**Goal of the exercise:**
Look through the records below, and copy out every line that holds the string "Tables".

**Extracted entries:**
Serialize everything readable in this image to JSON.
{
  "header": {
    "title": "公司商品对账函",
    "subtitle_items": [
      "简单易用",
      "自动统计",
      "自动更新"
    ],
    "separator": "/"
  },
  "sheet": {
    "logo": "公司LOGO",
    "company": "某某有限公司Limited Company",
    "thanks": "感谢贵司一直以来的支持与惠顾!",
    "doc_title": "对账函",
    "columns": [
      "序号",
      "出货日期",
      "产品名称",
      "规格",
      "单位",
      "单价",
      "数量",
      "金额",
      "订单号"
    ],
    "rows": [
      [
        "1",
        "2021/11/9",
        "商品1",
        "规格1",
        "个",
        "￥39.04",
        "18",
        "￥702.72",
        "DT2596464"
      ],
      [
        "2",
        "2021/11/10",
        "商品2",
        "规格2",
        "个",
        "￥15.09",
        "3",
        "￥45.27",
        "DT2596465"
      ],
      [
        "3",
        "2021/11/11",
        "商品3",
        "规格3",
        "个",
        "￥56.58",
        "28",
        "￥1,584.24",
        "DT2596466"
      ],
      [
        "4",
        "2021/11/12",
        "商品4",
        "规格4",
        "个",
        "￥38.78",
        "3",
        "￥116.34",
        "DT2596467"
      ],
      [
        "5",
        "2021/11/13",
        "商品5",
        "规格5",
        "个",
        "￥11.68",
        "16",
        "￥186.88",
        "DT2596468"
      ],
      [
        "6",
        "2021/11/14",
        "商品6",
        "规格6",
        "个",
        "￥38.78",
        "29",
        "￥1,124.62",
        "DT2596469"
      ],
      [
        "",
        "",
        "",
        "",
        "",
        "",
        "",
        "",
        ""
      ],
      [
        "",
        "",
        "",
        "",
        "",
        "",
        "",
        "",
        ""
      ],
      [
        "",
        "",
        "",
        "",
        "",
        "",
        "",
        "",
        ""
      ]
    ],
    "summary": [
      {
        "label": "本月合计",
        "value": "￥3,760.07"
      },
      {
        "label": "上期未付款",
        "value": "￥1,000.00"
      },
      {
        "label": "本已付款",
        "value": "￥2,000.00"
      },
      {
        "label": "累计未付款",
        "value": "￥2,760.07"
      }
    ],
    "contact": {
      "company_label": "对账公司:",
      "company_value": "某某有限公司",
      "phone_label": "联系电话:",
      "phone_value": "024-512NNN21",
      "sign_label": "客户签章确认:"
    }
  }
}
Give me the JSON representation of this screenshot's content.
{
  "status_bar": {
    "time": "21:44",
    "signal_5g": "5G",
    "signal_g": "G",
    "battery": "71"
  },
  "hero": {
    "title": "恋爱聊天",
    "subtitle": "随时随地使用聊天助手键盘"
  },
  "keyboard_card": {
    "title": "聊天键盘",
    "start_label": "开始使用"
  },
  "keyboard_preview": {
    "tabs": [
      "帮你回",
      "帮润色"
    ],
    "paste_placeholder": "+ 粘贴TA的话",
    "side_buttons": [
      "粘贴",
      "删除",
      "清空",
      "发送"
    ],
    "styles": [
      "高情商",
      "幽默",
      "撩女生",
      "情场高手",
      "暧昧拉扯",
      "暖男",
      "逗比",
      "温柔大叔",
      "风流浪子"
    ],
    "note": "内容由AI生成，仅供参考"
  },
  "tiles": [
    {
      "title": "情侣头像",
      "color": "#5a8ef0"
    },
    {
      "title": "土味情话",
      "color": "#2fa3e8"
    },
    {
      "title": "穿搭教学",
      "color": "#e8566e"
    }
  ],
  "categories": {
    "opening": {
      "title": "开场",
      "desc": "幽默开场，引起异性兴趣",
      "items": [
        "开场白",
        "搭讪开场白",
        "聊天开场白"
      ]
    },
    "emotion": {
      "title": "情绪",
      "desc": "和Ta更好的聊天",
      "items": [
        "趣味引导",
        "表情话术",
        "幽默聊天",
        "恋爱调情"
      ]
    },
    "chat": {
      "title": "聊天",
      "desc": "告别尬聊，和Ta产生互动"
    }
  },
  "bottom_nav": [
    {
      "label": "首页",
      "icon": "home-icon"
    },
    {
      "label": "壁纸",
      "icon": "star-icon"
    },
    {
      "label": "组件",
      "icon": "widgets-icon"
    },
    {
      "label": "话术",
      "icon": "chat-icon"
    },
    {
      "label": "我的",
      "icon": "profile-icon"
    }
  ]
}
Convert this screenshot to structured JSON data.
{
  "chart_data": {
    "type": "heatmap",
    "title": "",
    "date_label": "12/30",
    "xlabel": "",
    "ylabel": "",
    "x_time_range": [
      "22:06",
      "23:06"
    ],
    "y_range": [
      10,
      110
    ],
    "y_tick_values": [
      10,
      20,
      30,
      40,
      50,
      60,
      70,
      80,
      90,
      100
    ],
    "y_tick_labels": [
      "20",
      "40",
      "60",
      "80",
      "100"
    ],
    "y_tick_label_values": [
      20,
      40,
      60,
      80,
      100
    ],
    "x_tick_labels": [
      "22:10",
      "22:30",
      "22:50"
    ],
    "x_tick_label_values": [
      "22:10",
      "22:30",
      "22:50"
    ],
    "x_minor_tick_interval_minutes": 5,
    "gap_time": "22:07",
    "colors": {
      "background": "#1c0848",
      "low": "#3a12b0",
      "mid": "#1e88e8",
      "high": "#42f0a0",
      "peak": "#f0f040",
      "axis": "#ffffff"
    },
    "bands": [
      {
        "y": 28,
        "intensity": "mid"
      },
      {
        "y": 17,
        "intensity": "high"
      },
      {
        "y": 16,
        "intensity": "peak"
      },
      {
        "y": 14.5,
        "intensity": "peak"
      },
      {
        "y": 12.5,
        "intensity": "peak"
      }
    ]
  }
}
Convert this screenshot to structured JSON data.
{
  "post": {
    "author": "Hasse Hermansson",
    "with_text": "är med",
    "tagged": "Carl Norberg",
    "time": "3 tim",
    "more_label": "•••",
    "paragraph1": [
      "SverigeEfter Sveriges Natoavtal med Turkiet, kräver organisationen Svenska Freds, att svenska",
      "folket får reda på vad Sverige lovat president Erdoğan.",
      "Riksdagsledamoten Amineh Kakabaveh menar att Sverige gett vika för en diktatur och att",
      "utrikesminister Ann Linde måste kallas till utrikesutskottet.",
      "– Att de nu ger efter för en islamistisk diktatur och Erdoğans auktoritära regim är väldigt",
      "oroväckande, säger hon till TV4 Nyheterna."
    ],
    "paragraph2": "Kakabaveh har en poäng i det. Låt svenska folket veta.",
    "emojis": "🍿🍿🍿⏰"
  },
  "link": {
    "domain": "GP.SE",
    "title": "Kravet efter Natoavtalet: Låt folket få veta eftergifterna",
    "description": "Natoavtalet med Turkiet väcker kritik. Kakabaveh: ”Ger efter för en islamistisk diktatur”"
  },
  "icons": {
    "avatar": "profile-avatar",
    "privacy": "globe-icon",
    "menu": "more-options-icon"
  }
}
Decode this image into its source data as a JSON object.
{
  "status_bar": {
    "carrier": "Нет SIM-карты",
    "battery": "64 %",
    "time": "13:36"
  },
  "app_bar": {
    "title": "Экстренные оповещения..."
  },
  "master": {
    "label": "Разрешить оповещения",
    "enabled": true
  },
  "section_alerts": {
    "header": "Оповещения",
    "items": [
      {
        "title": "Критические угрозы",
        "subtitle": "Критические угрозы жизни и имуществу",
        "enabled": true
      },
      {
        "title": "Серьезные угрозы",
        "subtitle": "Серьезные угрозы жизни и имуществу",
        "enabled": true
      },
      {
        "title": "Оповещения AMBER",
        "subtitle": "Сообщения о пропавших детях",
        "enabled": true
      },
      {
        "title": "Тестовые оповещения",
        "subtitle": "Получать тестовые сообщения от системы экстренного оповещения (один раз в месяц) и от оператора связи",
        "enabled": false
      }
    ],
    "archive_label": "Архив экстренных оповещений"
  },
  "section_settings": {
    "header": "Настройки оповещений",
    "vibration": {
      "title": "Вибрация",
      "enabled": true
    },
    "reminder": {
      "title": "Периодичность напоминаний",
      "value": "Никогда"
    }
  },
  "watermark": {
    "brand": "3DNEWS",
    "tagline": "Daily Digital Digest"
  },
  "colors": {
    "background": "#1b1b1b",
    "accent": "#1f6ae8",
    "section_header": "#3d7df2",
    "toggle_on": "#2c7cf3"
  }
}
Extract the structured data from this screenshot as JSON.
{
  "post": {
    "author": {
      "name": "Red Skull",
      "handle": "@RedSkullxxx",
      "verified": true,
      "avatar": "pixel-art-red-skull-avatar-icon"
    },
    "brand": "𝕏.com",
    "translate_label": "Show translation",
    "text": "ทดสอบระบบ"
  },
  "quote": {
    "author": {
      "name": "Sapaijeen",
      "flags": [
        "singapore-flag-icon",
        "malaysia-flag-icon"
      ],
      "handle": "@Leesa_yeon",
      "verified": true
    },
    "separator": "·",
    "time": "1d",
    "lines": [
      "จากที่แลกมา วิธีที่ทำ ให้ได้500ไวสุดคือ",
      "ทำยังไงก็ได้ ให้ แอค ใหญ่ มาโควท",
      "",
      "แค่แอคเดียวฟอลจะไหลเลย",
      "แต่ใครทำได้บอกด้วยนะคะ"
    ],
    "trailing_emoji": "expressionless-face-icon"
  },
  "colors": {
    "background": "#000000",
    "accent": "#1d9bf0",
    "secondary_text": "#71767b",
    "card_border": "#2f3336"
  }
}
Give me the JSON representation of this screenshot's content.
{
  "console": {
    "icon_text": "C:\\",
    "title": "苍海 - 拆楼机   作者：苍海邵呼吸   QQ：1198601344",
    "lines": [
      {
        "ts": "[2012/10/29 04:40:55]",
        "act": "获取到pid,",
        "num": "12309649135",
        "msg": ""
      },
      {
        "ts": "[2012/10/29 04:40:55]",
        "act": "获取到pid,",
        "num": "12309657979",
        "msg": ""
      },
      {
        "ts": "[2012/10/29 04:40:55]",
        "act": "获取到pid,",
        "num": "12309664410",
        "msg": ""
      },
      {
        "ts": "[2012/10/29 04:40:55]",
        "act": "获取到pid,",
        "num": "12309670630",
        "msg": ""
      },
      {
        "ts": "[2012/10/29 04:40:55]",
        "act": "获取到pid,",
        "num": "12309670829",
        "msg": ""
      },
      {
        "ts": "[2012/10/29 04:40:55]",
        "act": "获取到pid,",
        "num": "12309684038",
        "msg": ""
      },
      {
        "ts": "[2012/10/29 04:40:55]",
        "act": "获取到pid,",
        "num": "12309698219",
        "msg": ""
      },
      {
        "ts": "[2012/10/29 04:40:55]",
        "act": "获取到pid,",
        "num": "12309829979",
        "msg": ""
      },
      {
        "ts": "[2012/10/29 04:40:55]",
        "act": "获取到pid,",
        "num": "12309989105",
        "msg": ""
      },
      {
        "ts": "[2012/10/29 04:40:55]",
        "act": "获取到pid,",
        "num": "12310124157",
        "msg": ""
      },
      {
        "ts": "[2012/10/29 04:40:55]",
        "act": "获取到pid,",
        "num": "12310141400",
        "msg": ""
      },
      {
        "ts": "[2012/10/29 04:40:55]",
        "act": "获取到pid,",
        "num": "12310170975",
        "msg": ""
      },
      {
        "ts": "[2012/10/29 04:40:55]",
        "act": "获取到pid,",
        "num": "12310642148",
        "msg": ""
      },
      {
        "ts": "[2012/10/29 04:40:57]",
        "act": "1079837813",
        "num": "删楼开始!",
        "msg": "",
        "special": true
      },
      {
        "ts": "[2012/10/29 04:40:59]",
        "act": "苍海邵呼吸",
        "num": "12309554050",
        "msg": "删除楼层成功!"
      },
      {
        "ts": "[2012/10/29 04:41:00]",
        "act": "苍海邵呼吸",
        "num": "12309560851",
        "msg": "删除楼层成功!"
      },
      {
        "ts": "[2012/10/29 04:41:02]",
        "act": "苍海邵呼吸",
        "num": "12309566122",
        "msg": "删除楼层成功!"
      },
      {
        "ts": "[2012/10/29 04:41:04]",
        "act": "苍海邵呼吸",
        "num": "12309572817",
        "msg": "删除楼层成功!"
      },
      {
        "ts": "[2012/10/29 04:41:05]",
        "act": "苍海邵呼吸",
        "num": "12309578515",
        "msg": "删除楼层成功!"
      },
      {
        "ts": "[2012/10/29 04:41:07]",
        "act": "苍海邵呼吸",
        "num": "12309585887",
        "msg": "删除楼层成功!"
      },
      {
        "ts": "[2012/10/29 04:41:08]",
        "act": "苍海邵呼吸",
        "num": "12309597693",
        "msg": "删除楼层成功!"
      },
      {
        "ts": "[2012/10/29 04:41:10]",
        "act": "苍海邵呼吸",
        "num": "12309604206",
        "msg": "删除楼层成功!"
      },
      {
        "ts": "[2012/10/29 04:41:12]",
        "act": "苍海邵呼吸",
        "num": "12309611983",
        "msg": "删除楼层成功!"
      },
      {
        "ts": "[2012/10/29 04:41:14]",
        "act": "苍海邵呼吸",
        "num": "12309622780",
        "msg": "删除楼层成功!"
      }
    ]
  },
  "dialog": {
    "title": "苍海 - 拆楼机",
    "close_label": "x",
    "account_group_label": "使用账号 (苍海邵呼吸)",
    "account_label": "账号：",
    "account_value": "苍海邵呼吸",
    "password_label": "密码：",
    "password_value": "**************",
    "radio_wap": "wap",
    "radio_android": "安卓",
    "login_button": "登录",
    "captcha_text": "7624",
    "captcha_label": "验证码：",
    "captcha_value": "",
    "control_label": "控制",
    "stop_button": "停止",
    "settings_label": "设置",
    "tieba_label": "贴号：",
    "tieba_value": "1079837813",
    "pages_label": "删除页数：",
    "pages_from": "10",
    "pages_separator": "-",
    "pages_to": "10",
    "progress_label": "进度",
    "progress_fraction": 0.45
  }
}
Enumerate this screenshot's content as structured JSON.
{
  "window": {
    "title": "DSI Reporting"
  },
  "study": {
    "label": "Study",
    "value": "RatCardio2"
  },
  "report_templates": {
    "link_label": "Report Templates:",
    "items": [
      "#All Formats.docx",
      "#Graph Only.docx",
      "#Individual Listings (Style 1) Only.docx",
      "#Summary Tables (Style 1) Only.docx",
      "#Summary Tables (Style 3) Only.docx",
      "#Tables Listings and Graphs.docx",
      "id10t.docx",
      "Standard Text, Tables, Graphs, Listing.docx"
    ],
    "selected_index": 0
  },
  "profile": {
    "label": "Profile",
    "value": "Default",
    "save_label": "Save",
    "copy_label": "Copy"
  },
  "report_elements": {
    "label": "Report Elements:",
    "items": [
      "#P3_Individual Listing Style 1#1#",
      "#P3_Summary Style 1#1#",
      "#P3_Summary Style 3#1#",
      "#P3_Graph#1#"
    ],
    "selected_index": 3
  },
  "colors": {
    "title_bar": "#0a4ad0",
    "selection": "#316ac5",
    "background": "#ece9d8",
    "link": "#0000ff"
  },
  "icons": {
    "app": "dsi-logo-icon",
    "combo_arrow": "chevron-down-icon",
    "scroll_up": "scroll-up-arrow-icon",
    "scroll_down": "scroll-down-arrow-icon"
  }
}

**Written answer:**
      "#Summary Tables (Style 1) Only.docx",
      "#Summary Tables (Style 3) Only.docx",
      "#Tables Listings and Graphs.docx",
      "Standard Text, Tables, Graphs, Listing.docx"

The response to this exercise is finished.